● **Required work**
Set down the material again. Keep every line exactly as it is.

● **Records for processing**

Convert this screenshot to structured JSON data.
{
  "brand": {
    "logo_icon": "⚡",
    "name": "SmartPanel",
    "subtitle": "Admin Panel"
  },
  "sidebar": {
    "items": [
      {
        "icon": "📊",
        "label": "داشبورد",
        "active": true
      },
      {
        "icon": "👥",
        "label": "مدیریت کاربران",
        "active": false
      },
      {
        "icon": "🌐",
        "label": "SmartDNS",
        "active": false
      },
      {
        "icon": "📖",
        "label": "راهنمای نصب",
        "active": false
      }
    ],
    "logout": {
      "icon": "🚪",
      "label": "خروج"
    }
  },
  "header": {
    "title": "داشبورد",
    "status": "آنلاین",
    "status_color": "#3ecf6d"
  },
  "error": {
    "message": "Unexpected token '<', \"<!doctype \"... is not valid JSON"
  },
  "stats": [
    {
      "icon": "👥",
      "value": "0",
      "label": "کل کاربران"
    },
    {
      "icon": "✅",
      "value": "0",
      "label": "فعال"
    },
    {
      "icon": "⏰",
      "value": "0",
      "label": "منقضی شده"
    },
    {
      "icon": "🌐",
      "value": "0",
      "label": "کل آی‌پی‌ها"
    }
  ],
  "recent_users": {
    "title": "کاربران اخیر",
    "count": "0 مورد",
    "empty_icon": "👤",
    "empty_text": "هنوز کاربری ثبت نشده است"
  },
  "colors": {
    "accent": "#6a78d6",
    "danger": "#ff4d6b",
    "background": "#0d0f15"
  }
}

● **Completed exercise**
Convert this screenshot to structured JSON data.
{
  "brand": {
    "logo_icon": "⚡",
    "name": "SmartPanel",
    "subtitle": "Admin Panel"
  },
  "sidebar": {
    "items": [
      {
        "icon": "📊",
        "label": "داشبورد",
        "active": true
      },
      {
        "icon": "👥",
        "label": "مدیریت کاربران",
        "active": false
      },
      {
        "icon": "🌐",
        "label": "SmartDNS",
        "active": false
      },
      {
        "icon": "📖",
        "label": "راهنمای نصب",
        "active": false
      }
    ],
    "logout": {
      "icon": "🚪",
      "label": "خروج"
    }
  },
  "header": {
    "title": "داشبورد",
    "status": "آنلاین",
    "status_color": "#3ecf6d"
  },
  "error": {
    "message": "Unexpected token '<', \"<!doctype \"... is not valid JSON"
  },
  "stats": [
    {
      "icon": "👥",
      "value": "0",
      "label": "کل کاربران"
    },
    {
      "icon": "✅",
      "value": "0",
      "label": "فعال"
    },
    {
      "icon": "⏰",
      "value": "0",
      "label": "منقضی شده"
    },
    {
      "icon": "🌐",
      "value": "0",
      "label": "کل آی‌پی‌ها"
    }
  ],
  "recent_users": {
    "title": "کاربران اخیر",
    "count": "0 مورد",
    "empty_icon": "👤",
    "empty_text": "هنوز کاربری ثبت نشده است"
  },
  "colors": {
    "accent": "#6a78d6",
    "danger": "#ff4d6b",
    "background": "#0d0f15"
  }
}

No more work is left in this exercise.